Mastering Machine Code on Your ZX81
with illustrations by Cathy Lowe
[ASCIIfied by Thunor]
Reston Publishing Company, Inc.
A Prentice-Hall Company
ISBN: 0-8359-4261-9 (0835942619)
[For a downloadable version of this HTML book prepared for offline reading, see
[Thunor: Notes on my HTML transcription of this book.]
By Tim Hartnell, National ZX80 and ZX81 Users' Club, London, August 1981.
A brief summary of the book.
Computers count in sixteens, not tens. This system is called hexadecimal, and is quite useful to get to know.
very simple! Plusses and minuses only. Shares and timeses are left till later!
An explanation of how to use memory in RAM. A "SCROLL backwards" program is included to demonstrate this.

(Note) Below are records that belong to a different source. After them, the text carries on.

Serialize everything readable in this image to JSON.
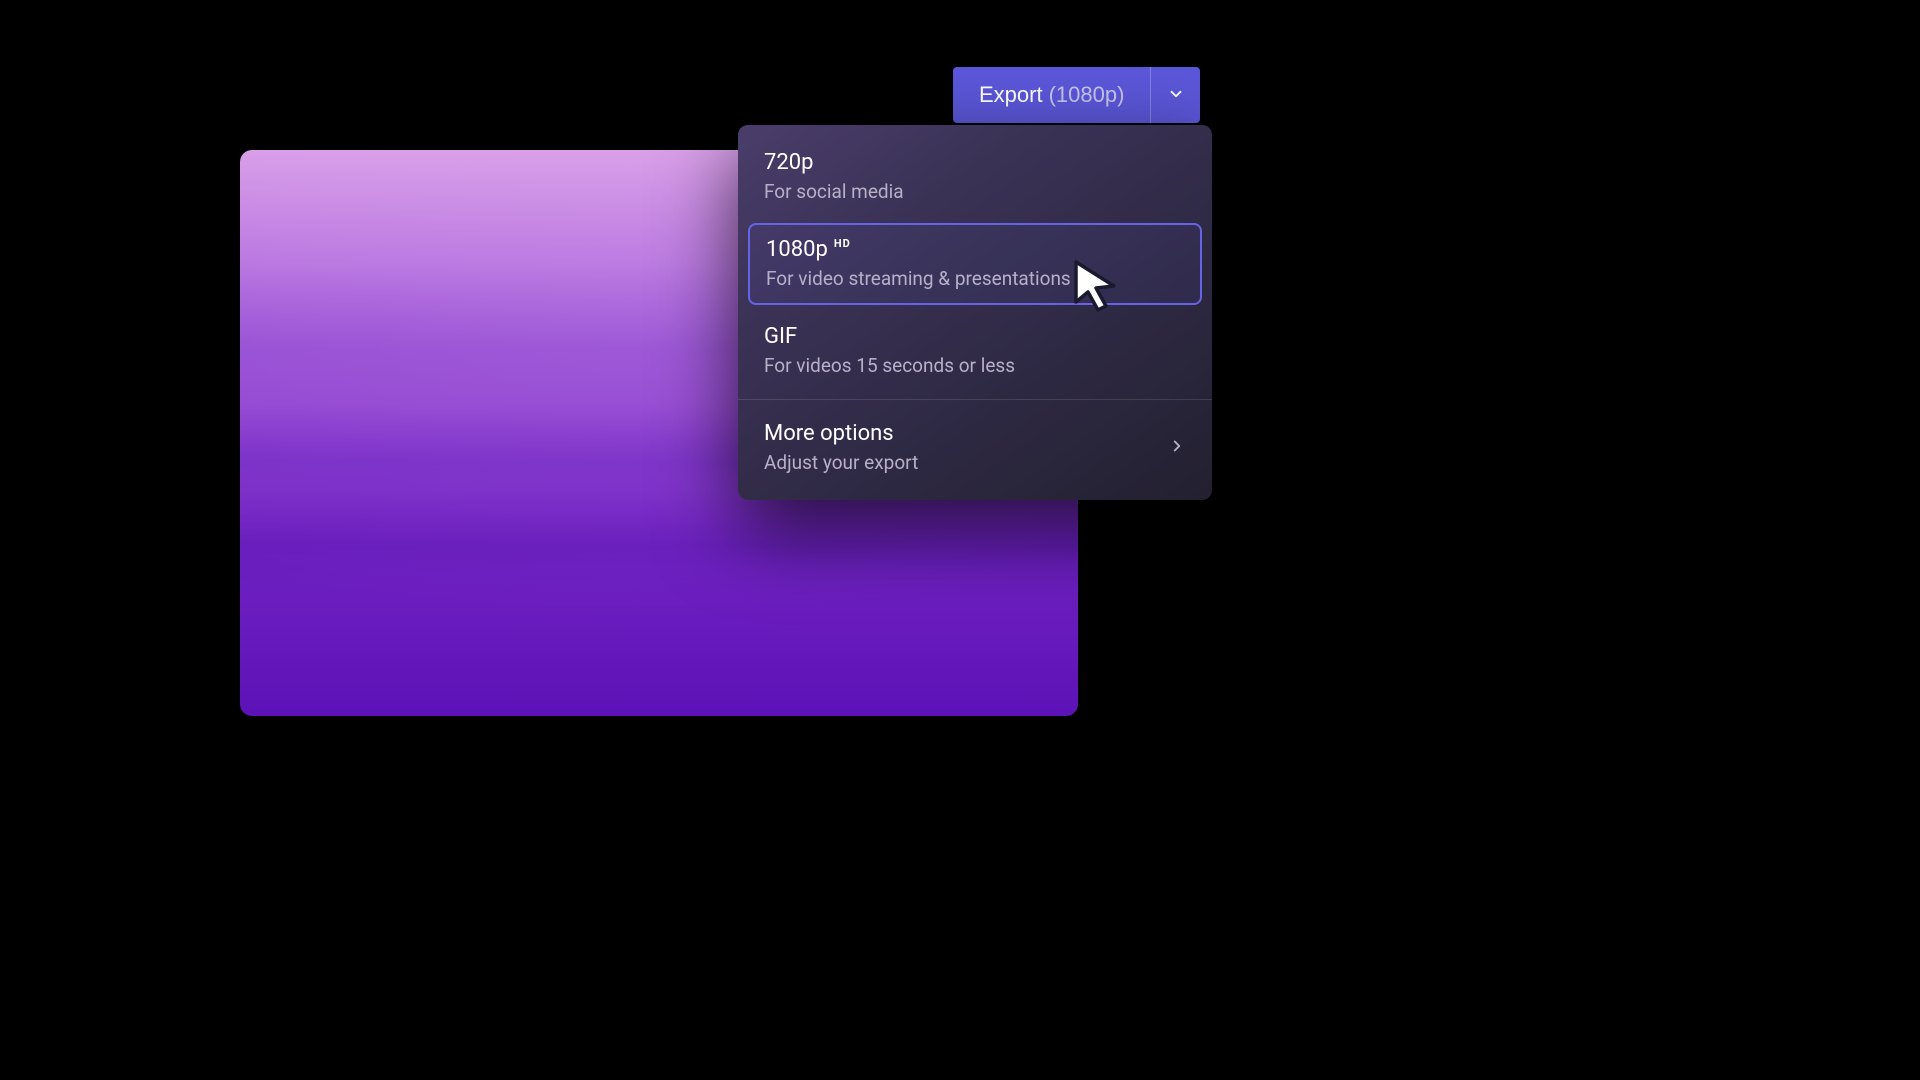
{
  "export_button": {
    "label": "Export",
    "resolution_label": "(1080p)"
  },
  "dropdown": {
    "items": [
      {
        "title": "720p",
        "subtitle": "For social media",
        "selected": false
      },
      {
        "title": "1080p",
        "badge": "HD",
        "subtitle": "For video streaming & presentations",
        "selected": true
      },
      {
        "title": "GIF",
        "subtitle": "For videos 15 seconds or less",
        "selected": false
      }
    ],
    "more": {
      "title": "More options",
      "subtitle": "Adjust your export"
    }
  },
  "colors": {
    "accent": "#5b57d9",
    "selection_border": "#6763e6"
  }
}
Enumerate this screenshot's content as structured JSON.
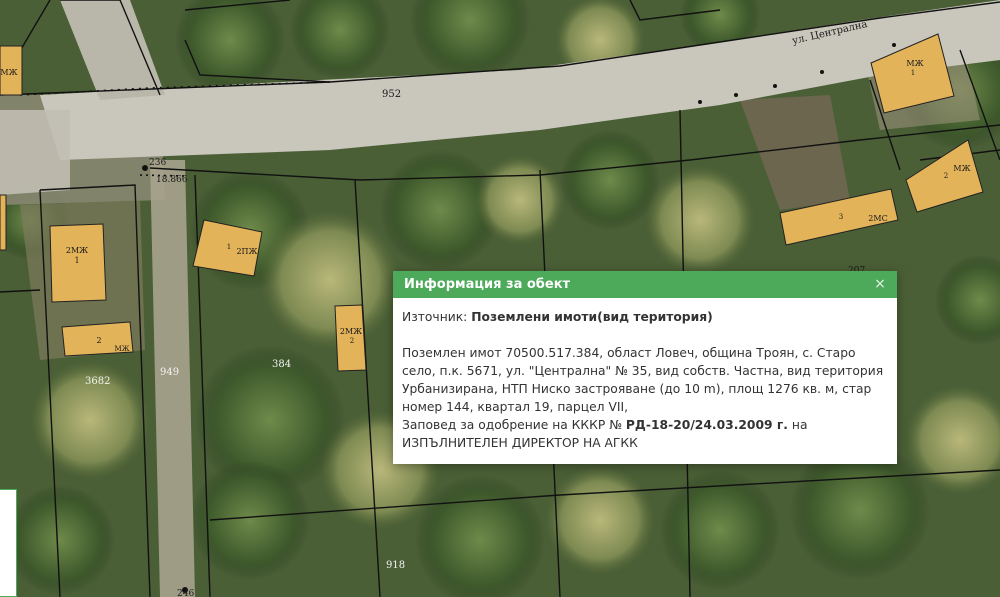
{
  "map": {
    "street_label": "ул. Централна",
    "labels": {
      "parcel_952": "952",
      "point_236": "236",
      "point_18866": "18.866",
      "parcel_384": "384",
      "parcel_949": "949",
      "parcel_3682": "3682",
      "parcel_918": "918",
      "parcel_207": "207",
      "point_246": "246"
    },
    "buildings": [
      {
        "num": "1",
        "type": "2МЖ"
      },
      {
        "num": "2",
        "type": "МЖ"
      },
      {
        "num": "1",
        "type": "2ПЖ"
      },
      {
        "num": "2",
        "type": "2МЖ"
      },
      {
        "num": "1",
        "type": "МЖ"
      },
      {
        "num": "2",
        "type": "МЖ"
      },
      {
        "num": "3",
        "type": "2МС"
      },
      {
        "num": "",
        "type": "МЖ"
      }
    ]
  },
  "popup": {
    "title": "Информация за обект",
    "close_glyph": "×",
    "source_label": "Източник:",
    "source_value": "Поземлени имоти(вид територия)",
    "description": "Поземлен имот 70500.517.384, област Ловеч, община Троян, с. Старо село, п.к. 5671, ул. \"Централна\" № 35, вид собств. Частна, вид територия Урбанизирана, НТП Ниско застрояване (до 10 m), площ 1276 кв. м, стар номер 144, квартал 19, парцел VII,",
    "order_prefix": "Заповед за одобрение на КККР №",
    "order_number": "РД-18-20/24.03.2009 г.",
    "order_suffix": "на ИЗПЪЛНИТЕЛЕН ДИРЕКТОР НА АГКК"
  },
  "colors": {
    "header_green": "#4caa5a",
    "building_fill": "#e3b35a",
    "road": "#c9c6bc"
  }
}
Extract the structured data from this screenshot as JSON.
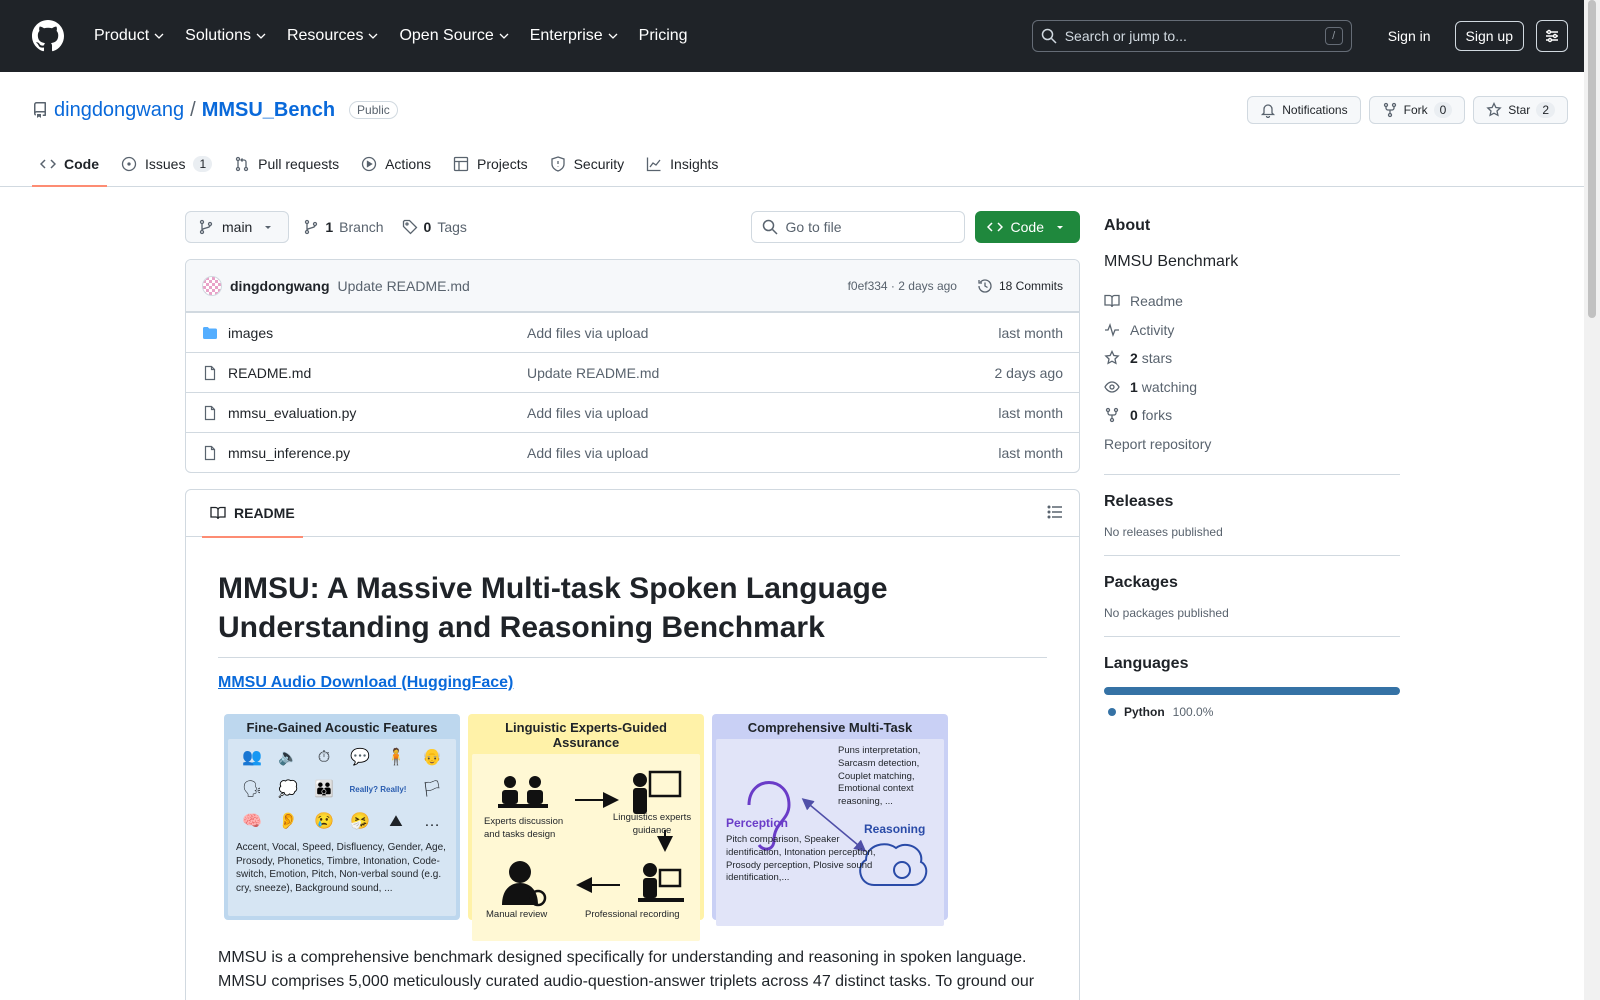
{
  "header": {
    "nav": [
      "Product",
      "Solutions",
      "Resources",
      "Open Source",
      "Enterprise",
      "Pricing"
    ],
    "search_placeholder": "Search or jump to...",
    "search_key": "/",
    "signin": "Sign in",
    "signup": "Sign up"
  },
  "repo": {
    "owner": "dingdongwang",
    "separator": "/",
    "name": "MMSU_Bench",
    "visibility": "Public",
    "notifications": "Notifications",
    "fork_label": "Fork",
    "fork_count": "0",
    "star_label": "Star",
    "star_count": "2"
  },
  "tabs": [
    {
      "label": "Code",
      "count": ""
    },
    {
      "label": "Issues",
      "count": "1"
    },
    {
      "label": "Pull requests",
      "count": ""
    },
    {
      "label": "Actions",
      "count": ""
    },
    {
      "label": "Projects",
      "count": ""
    },
    {
      "label": "Security",
      "count": ""
    },
    {
      "label": "Insights",
      "count": ""
    }
  ],
  "filenav": {
    "branch": "main",
    "branch_count": "1",
    "branch_label": "Branch",
    "tag_count": "0",
    "tag_label": "Tags",
    "goto_placeholder": "Go to file",
    "code_btn": "Code"
  },
  "commit": {
    "author": "dingdongwang",
    "message": "Update README.md",
    "meta": "f0ef334 · 2 days ago",
    "commits": "18 Commits"
  },
  "files": [
    {
      "name": "images",
      "type": "folder",
      "commit": "Add files via upload",
      "age": "last month"
    },
    {
      "name": "README.md",
      "type": "file",
      "commit": "Update README.md",
      "age": "2 days ago"
    },
    {
      "name": "mmsu_evaluation.py",
      "type": "file",
      "commit": "Add files via upload",
      "age": "last month"
    },
    {
      "name": "mmsu_inference.py",
      "type": "file",
      "commit": "Add files via upload",
      "age": "last month"
    }
  ],
  "readme": {
    "tab": "README",
    "title": "MMSU: A Massive Multi-task Spoken Language Understanding and Reasoning Benchmark",
    "hf_link": "MMSU Audio Download (HuggingFace)",
    "panels": {
      "p1_title": "Fine-Gained Acoustic Features",
      "p1_text": "Accent, Vocal, Speed, Disfluency, Gender, Age, Prosody, Phonetics, Timbre, Intonation, Code-switch, Emotion, Pitch, Non-verbal sound (e.g. cry, sneeze), Background sound, ...",
      "p1_really": "Really? Really!",
      "p2_title": "Linguistic Experts-Guided Assurance",
      "p2_a": "Experts discussion and tasks design",
      "p2_b": "Linguistics experts guidance",
      "p2_c": "Manual review",
      "p2_d": "Professional recording",
      "p3_title": "Comprehensive Multi-Task",
      "p3_tasks": "Puns interpretation, Sarcasm detection, Couplet matching, Emotional context reasoning, ...",
      "p3_reasoning": "Reasoning",
      "p3_perception": "Perception",
      "p3_list": "Pitch comparison, Speaker identification, Intonation perception, Prosody perception, Plosive sound identification,..."
    },
    "paragraph": "MMSU is a comprehensive benchmark designed specifically for understanding and reasoning in spoken language. MMSU comprises 5,000 meticulously curated audio-question-answer triplets across 47 distinct tasks. To ground our"
  },
  "about": {
    "heading": "About",
    "description": "MMSU Benchmark",
    "readme": "Readme",
    "activity": "Activity",
    "stars_n": "2",
    "stars": "stars",
    "watching_n": "1",
    "watching": "watching",
    "forks_n": "0",
    "forks": "forks",
    "report": "Report repository"
  },
  "releases": {
    "heading": "Releases",
    "text": "No releases published"
  },
  "packages": {
    "heading": "Packages",
    "text": "No packages published"
  },
  "languages": {
    "heading": "Languages",
    "name": "Python",
    "percent": "100.0%",
    "color": "#3572A5"
  }
}
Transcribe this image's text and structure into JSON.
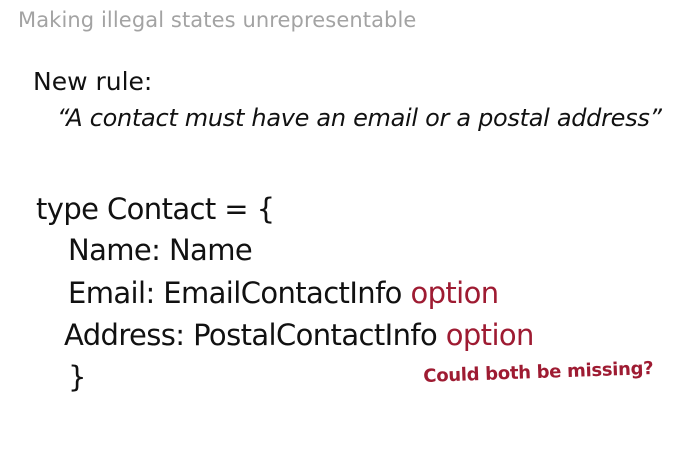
{
  "slide": {
    "title": "Making illegal states unrepresentable",
    "rule_label": "New rule:",
    "rule_text": "“A contact must have an email or a postal address”",
    "code": {
      "line1": "type Contact = {",
      "line2": "Name: Name",
      "line3_main": "Email: EmailContactInfo",
      "line3_kw": "option",
      "line4_main": "Address: PostalContactInfo",
      "line4_kw": "option",
      "line5": "}"
    },
    "annotation": "Could both be missing?",
    "colors": {
      "title": "#a3a3a3",
      "text": "#111111",
      "accent": "#9e1b32"
    }
  }
}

A very explicit guide to the use of REM statements, variables area, and protected regions of RAM.
How to use the stack to store data. Jumping and conditional jumping, and the use of subroutines explained.
In BASIC the PRINT instruction is perhaps the most widely used instruction of all. Here's how to use it in machine code.
All the instructions. A complete explanation of every single machine language instruction used by the ZX.
A machine code editing program, itself written largely in machine code. The speed it offers is likely to make your fluency in machine code develop very strongly.
Using the keyboard in programs has obvious advantages. Here we cover the function INKEY$ for the NEW ROM and explain how to recreate it on the OLD. An elegant little program called GRAFFITTI is developed which shows how the character set is generated.
The first part of a program, which allows a player to input a move, and checks for cheats!
Music and pictures. Music from the keyboard, and pictures from the screen. Watch out for the program LIFE.
The output of the computer's move. This section does not decide upon a move to make; it merely outputs a move assuming the decision has been made already.
A section intended only for the ZX81 because the games included here rely on the SLOW mechanism. (And in machine code the word "SLOW" should absolutely
not be taken literally.)
The making of the big decision...Which move to choose.
The ROM holds many secrets, but it, and any other machine code program, may be disassembled fairly simply. A hex-listing program is given, and an outline as to how a full disassembler-program may be written is also given.
Have you ever wondered how floating point numbers work in machine code? How you can add and subtract them? Multiply and divide them? Even take sines and cosines!? This chapter will tell you how.
Including the effect of each instruction on the flags.
[Thunor: Added by myself to assist with typing-in the author's program.]
[Thunor: A very nice farewell program by the author Toni Baker for the NEW ROM i.e. ZX81.]
[Thunor: Added by myself to list all available downloads to date in one accessible location.]
[Finishing the Book]
[Thunor: Disassembles bytes into groups of bytes that represent Z80 instructions.]
[Thunor: Dumps bytes to the screen in either hexadecimal or Sinclair character code representation.]
[Thunor: A much improved hex loader incorporating both LENSLIST2 and DUMP.]
[Thunor: A program that disassembles bytes into Z80 instructions with mnemonics.]